--- DATASET Enclosed Below ---

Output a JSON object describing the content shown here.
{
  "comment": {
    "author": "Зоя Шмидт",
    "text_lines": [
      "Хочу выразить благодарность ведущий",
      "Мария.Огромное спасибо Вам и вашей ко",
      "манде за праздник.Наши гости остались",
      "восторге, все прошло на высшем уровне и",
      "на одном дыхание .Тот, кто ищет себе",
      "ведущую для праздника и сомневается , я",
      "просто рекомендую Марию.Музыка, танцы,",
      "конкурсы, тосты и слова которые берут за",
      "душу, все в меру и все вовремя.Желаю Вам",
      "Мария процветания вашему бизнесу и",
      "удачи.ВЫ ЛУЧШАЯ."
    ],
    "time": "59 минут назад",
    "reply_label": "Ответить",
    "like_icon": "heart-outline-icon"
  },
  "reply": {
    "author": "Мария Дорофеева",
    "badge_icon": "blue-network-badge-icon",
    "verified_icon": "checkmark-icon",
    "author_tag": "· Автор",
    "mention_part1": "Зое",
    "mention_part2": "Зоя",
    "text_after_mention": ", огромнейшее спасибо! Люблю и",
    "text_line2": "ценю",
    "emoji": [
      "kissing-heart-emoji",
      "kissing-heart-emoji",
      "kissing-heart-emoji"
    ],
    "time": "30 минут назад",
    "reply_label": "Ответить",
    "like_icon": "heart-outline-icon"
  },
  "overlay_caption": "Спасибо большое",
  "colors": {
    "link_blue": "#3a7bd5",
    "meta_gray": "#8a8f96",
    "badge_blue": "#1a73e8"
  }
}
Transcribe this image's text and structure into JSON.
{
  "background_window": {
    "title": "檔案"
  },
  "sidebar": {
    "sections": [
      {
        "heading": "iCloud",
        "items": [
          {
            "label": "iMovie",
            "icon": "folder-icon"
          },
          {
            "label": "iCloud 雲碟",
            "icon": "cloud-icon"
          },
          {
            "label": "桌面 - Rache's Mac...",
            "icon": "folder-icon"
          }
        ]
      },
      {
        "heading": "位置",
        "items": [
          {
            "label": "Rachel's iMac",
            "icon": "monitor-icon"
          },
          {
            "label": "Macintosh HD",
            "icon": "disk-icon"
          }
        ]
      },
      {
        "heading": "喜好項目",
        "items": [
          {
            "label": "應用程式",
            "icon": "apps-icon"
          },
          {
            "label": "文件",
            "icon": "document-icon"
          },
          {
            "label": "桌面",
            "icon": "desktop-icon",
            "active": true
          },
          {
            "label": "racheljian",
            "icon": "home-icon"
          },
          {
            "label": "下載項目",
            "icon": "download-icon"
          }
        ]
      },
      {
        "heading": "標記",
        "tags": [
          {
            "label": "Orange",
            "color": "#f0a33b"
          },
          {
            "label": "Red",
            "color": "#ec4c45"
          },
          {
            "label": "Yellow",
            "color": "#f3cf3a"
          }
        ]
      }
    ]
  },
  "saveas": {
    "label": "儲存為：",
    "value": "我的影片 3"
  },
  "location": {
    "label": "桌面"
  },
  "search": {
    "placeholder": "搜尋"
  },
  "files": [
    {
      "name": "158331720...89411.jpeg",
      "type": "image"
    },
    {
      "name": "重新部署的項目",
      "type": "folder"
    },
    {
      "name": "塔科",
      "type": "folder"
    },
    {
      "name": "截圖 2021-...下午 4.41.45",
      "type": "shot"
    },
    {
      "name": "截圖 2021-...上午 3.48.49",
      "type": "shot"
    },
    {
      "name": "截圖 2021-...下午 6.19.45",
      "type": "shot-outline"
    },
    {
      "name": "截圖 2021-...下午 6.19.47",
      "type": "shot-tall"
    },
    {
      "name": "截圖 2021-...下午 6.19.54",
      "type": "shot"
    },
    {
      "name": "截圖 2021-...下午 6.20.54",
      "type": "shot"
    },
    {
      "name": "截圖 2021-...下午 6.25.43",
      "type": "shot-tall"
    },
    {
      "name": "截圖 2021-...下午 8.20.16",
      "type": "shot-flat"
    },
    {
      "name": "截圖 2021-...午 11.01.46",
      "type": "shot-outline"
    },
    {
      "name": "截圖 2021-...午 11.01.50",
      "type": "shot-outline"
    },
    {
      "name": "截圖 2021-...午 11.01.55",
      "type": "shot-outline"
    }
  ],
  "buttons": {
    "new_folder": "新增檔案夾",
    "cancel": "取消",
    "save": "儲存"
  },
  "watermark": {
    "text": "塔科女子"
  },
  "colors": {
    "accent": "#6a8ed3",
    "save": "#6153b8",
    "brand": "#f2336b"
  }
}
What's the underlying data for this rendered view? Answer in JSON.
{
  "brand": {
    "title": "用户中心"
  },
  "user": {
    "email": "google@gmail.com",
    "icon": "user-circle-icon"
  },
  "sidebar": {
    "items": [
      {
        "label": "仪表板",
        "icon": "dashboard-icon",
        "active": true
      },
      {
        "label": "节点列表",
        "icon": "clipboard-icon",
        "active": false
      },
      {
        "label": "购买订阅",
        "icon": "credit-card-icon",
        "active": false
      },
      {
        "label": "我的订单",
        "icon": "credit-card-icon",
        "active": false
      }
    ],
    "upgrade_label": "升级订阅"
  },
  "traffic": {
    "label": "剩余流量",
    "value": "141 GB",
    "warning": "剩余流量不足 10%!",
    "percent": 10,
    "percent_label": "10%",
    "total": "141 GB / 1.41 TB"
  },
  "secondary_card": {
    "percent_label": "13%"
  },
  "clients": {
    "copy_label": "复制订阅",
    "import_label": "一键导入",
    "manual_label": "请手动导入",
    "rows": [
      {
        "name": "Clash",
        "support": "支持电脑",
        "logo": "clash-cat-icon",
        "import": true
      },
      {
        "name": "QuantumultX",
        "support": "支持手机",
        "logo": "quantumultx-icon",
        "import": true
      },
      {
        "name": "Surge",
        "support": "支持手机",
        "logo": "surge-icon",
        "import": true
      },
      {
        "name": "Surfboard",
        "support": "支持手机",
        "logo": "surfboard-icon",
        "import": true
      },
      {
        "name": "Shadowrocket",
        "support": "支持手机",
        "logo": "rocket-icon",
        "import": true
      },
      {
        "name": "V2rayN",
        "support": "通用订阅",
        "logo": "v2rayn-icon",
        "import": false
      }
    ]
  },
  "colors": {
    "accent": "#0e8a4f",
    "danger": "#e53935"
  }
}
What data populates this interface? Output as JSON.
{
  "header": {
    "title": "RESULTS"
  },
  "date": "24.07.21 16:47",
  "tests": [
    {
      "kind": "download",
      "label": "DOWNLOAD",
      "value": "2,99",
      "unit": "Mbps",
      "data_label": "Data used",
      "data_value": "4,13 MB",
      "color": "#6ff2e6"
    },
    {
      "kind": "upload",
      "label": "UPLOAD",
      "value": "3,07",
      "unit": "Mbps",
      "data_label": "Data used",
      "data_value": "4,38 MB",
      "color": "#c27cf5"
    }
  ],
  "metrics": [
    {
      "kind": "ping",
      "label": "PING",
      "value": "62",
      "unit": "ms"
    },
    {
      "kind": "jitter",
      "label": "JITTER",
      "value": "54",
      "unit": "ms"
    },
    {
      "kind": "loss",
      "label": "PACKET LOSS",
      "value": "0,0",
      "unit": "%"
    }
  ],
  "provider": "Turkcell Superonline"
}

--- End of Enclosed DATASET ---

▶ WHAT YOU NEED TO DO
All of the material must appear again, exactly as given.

▶ ANSWER SPACE
Output a JSON object describing the content shown here.
{
  "comment": {
    "author": "Зоя Шмидт",
    "text_lines": [
      "Хочу выразить благодарность ведущий",
      "Мария.Огромное спасибо Вам и вашей ко",
      "манде за праздник.Наши гости остались",
      "восторге, все прошло на высшем уровне и",
      "на одном дыхание .Тот, кто ищет себе",
      "ведущую для праздника и сомневается , я",
      "просто рекомендую Марию.Музыка, танцы,",
      "конкурсы, тосты и слова которые берут за",
      "душу, все в меру и все вовремя.Желаю Вам",
      "Мария процветания вашему бизнесу и",
      "удачи.ВЫ ЛУЧШАЯ."
    ],
    "time": "59 минут назад",
    "reply_label": "Ответить",
    "like_icon": "heart-outline-icon"
  },
  "reply": {
    "author": "Мария Дорофеева",
    "badge_icon": "blue-network-badge-icon",
    "verified_icon": "checkmark-icon",
    "author_tag": "· Автор",
    "mention_part1": "Зое",
    "mention_part2": "Зоя",
    "text_after_mention": ", огромнейшее спасибо! Люблю и",
    "text_line2": "ценю",
    "emoji": [
      "kissing-heart-emoji",
      "kissing-heart-emoji",
      "kissing-heart-emoji"
    ],
    "time": "30 минут назад",
    "reply_label": "Ответить",
    "like_icon": "heart-outline-icon"
  },
  "overlay_caption": "Спасибо большое",
  "colors": {
    "link_blue": "#3a7bd5",
    "meta_gray": "#8a8f96",
    "badge_blue": "#1a73e8"
  }
}
Transcribe this image's text and structure into JSON.
{
  "background_window": {
    "title": "檔案"
  },
  "sidebar": {
    "sections": [
      {
        "heading": "iCloud",
        "items": [
          {
            "label": "iMovie",
            "icon": "folder-icon"
          },
          {
            "label": "iCloud 雲碟",
            "icon": "cloud-icon"
          },
          {
            "label": "桌面 - Rache's Mac...",
            "icon": "folder-icon"
          }
        ]
      },
      {
        "heading": "位置",
        "items": [
          {
            "label": "Rachel's iMac",
            "icon": "monitor-icon"
          },
          {
            "label": "Macintosh HD",
            "icon": "disk-icon"
          }
        ]
      },
      {
        "heading": "喜好項目",
        "items": [
          {
            "label": "應用程式",
            "icon": "apps-icon"
          },
          {
            "label": "文件",
            "icon": "document-icon"
          },
          {
            "label": "桌面",
            "icon": "desktop-icon",
            "active": true
          },
          {
            "label": "racheljian",
            "icon": "home-icon"
          },
          {
            "label": "下載項目",
            "icon": "download-icon"
          }
        ]
      },
      {
        "heading": "標記",
        "tags": [
          {
            "label": "Orange",
            "color": "#f0a33b"
          },
          {
            "label": "Red",
            "color": "#ec4c45"
          },
          {
            "label": "Yellow",
            "color": "#f3cf3a"
          }
        ]
      }
    ]
  },
  "saveas": {
    "label": "儲存為：",
    "value": "我的影片 3"
  },
  "location": {
    "label": "桌面"
  },
  "search": {
    "placeholder": "搜尋"
  },
  "files": [
    {
      "name": "158331720...89411.jpeg",
      "type": "image"
    },
    {
      "name": "重新部署的項目",
      "type": "folder"
    },
    {
      "name": "塔科",
      "type": "folder"
    },
    {
      "name": "截圖 2021-...下午 4.41.45",
      "type": "shot"
    },
    {
      "name": "截圖 2021-...上午 3.48.49",
      "type": "shot"
    },
    {
      "name": "截圖 2021-...下午 6.19.45",
      "type": "shot-outline"
    },
    {
      "name": "截圖 2021-...下午 6.19.47",
      "type": "shot-tall"
    },
    {
      "name": "截圖 2021-...下午 6.19.54",
      "type": "shot"
    },
    {
      "name": "截圖 2021-...下午 6.20.54",
      "type": "shot"
    },
    {
      "name": "截圖 2021-...下午 6.25.43",
      "type": "shot-tall"
    },
    {
      "name": "截圖 2021-...下午 8.20.16",
      "type": "shot-flat"
    },
    {
      "name": "截圖 2021-...午 11.01.46",
      "type": "shot-outline"
    },
    {
      "name": "截圖 2021-...午 11.01.50",
      "type": "shot-outline"
    },
    {
      "name": "截圖 2021-...午 11.01.55",
      "type": "shot-outline"
    }
  ],
  "buttons": {
    "new_folder": "新增檔案夾",
    "cancel": "取消",
    "save": "儲存"
  },
  "watermark": {
    "text": "塔科女子"
  },
  "colors": {
    "accent": "#6a8ed3",
    "save": "#6153b8",
    "brand": "#f2336b"
  }
}
What's the underlying data for this rendered view? Answer in JSON.
{
  "brand": {
    "title": "用户中心"
  },
  "user": {
    "email": "google@gmail.com",
    "icon": "user-circle-icon"
  },
  "sidebar": {
    "items": [
      {
        "label": "仪表板",
        "icon": "dashboard-icon",
        "active": true
      },
      {
        "label": "节点列表",
        "icon": "clipboard-icon",
        "active": false
      },
      {
        "label": "购买订阅",
        "icon": "credit-card-icon",
        "active": false
      },
      {
        "label": "我的订单",
        "icon": "credit-card-icon",
        "active": false
      }
    ],
    "upgrade_label": "升级订阅"
  },
  "traffic": {
    "label": "剩余流量",
    "value": "141 GB",
    "warning": "剩余流量不足 10%!",
    "percent": 10,
    "percent_label": "10%",
    "total": "141 GB / 1.41 TB"
  },
  "secondary_card": {
    "percent_label": "13%"
  },
  "clients": {
    "copy_label": "复制订阅",
    "import_label": "一键导入",
    "manual_label": "请手动导入",
    "rows": [
      {
        "name": "Clash",
        "support": "支持电脑",
        "logo": "clash-cat-icon",
        "import": true
      },
      {
        "name": "QuantumultX",
        "support": "支持手机",
        "logo": "quantumultx-icon",
        "import": true
      },
      {
        "name": "Surge",
        "support": "支持手机",
        "logo": "surge-icon",
        "import": true
      },
      {
        "name": "Surfboard",
        "support": "支持手机",
        "logo": "surfboard-icon",
        "import": true
      },
      {
        "name": "Shadowrocket",
        "support": "支持手机",
        "logo": "rocket-icon",
        "import": true
      },
      {
        "name": "V2rayN",
        "support": "通用订阅",
        "logo": "v2rayn-icon",
        "import": false
      }
    ]
  },
  "colors": {
    "accent": "#0e8a4f",
    "danger": "#e53935"
  }
}
What data populates this interface? Output as JSON.
{
  "header": {
    "title": "RESULTS"
  },
  "date": "24.07.21 16:47",
  "tests": [
    {
      "kind": "download",
      "label": "DOWNLOAD",
      "value": "2,99",
      "unit": "Mbps",
      "data_label": "Data used",
      "data_value": "4,13 MB",
      "color": "#6ff2e6"
    },
    {
      "kind": "upload",
      "label": "UPLOAD",
      "value": "3,07",
      "unit": "Mbps",
      "data_label": "Data used",
      "data_value": "4,38 MB",
      "color": "#c27cf5"
    }
  ],
  "metrics": [
    {
      "kind": "ping",
      "label": "PING",
      "value": "62",
      "unit": "ms"
    },
    {
      "kind": "jitter",
      "label": "JITTER",
      "value": "54",
      "unit": "ms"
    },
    {
      "kind": "loss",
      "label": "PACKET LOSS",
      "value": "0,0",
      "unit": "%"
    }
  ],
  "provider": "Turkcell Superonline"
}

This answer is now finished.